» PROBLEM REQUIREMENTS
Without pictures, retype the following entries exactly.

» MATERIAL TO PROCESS
──────
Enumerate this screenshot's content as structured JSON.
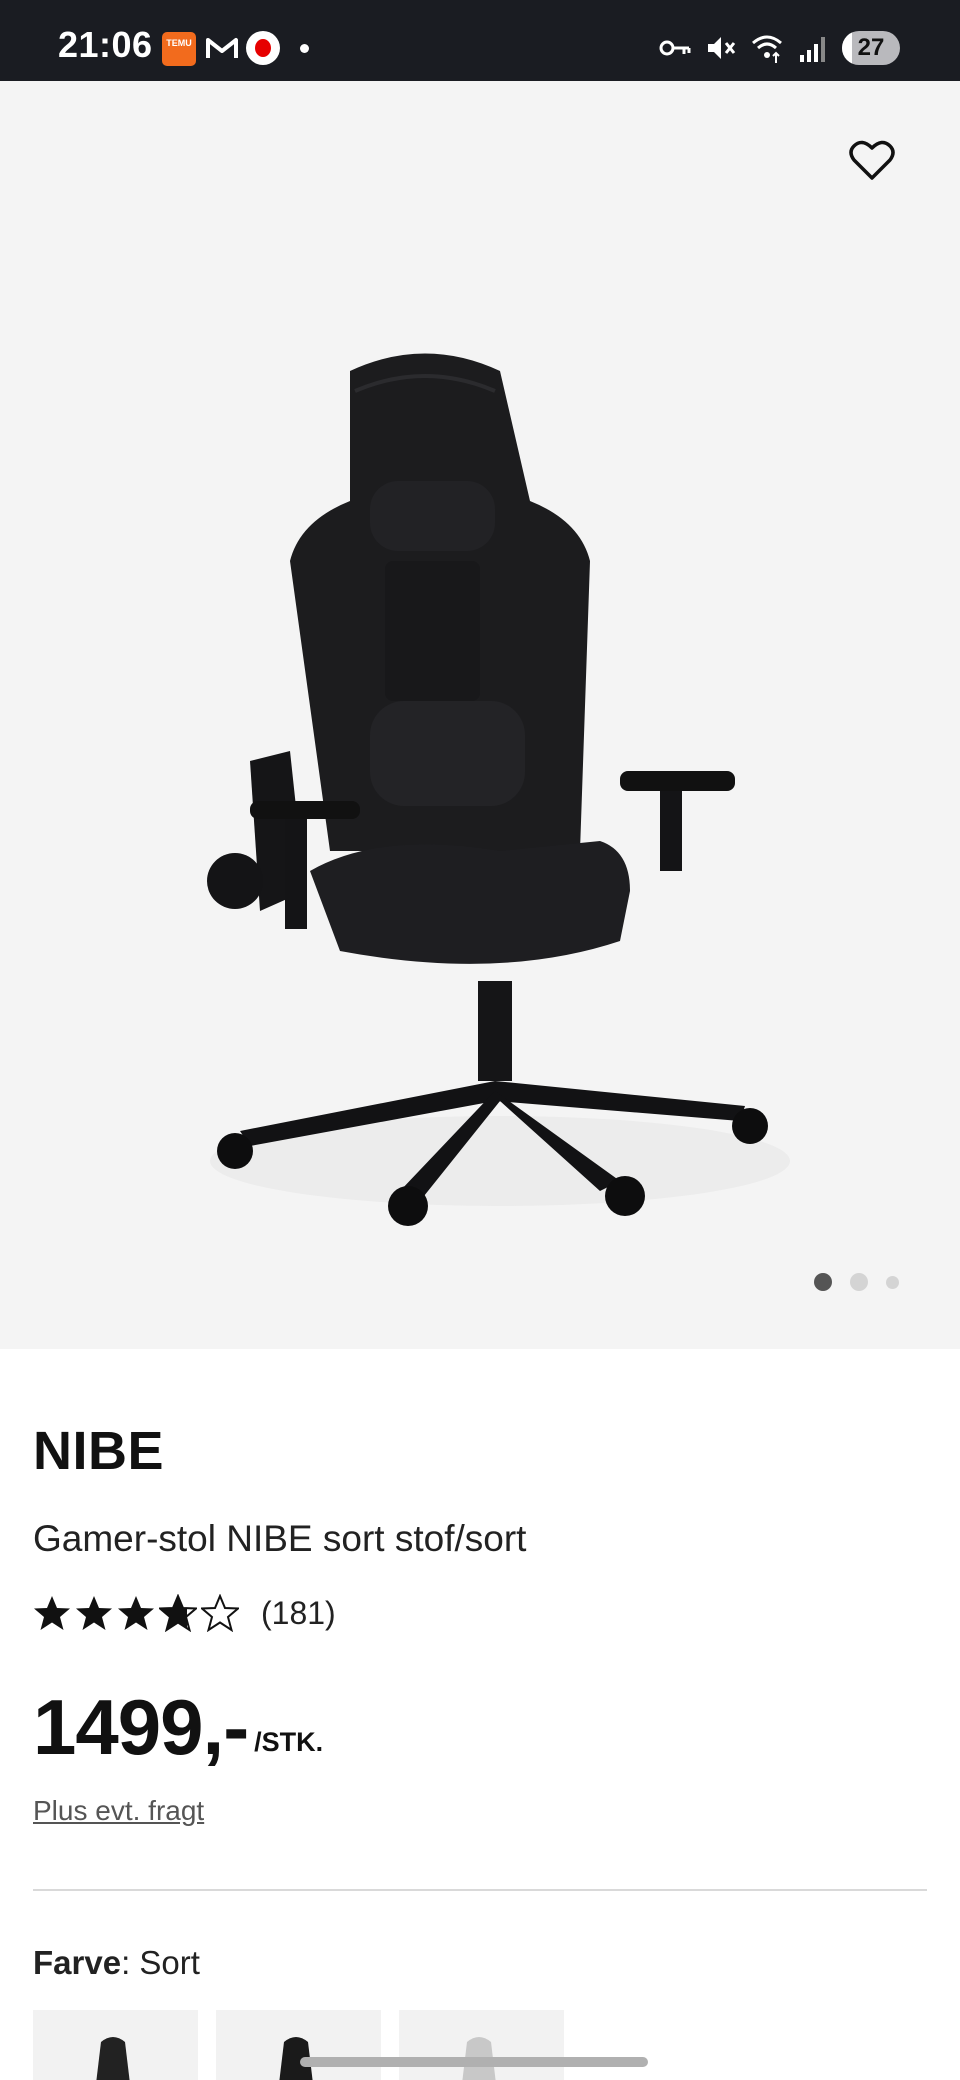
{
  "status_bar": {
    "time": "21:06",
    "battery": "27",
    "temu_label": "TEMU",
    "icons": [
      "temu-icon",
      "gmail-icon",
      "vodafone-icon",
      "notification-dot-icon",
      "vpn-key-icon",
      "mute-icon",
      "wifi-icon",
      "signal-icon",
      "battery-icon"
    ]
  },
  "product": {
    "brand": "NIBE",
    "title": "Gamer-stol NIBE sort stof/sort",
    "rating": 3.75,
    "rating_count": "(181)",
    "price": "1499,-",
    "price_unit": "/STK.",
    "shipping_link": "Plus evt. fragt",
    "color_label": "Farve",
    "color_value": ": Sort"
  },
  "carousel": {
    "total_slides": 3,
    "active_slide": 1
  },
  "colors": {
    "status_bg": "#1a1c22",
    "hero_bg": "#f4f4f4",
    "text": "#111111",
    "link": "#555555"
  }
}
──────
» EXERCISE RESPONSE
Enumerate this screenshot's content as structured JSON.
{
  "status_bar": {
    "time": "21:06",
    "battery": "27",
    "temu_label": "TEMU",
    "icons": [
      "temu-icon",
      "gmail-icon",
      "vodafone-icon",
      "notification-dot-icon",
      "vpn-key-icon",
      "mute-icon",
      "wifi-icon",
      "signal-icon",
      "battery-icon"
    ]
  },
  "product": {
    "brand": "NIBE",
    "title": "Gamer-stol NIBE sort stof/sort",
    "rating": 3.75,
    "rating_count": "(181)",
    "price": "1499,-",
    "price_unit": "/STK.",
    "shipping_link": "Plus evt. fragt",
    "color_label": "Farve",
    "color_value": ": Sort"
  },
  "carousel": {
    "total_slides": 3,
    "active_slide": 1
  },
  "colors": {
    "status_bg": "#1a1c22",
    "hero_bg": "#f4f4f4",
    "text": "#111111",
    "link": "#555555"
  }
}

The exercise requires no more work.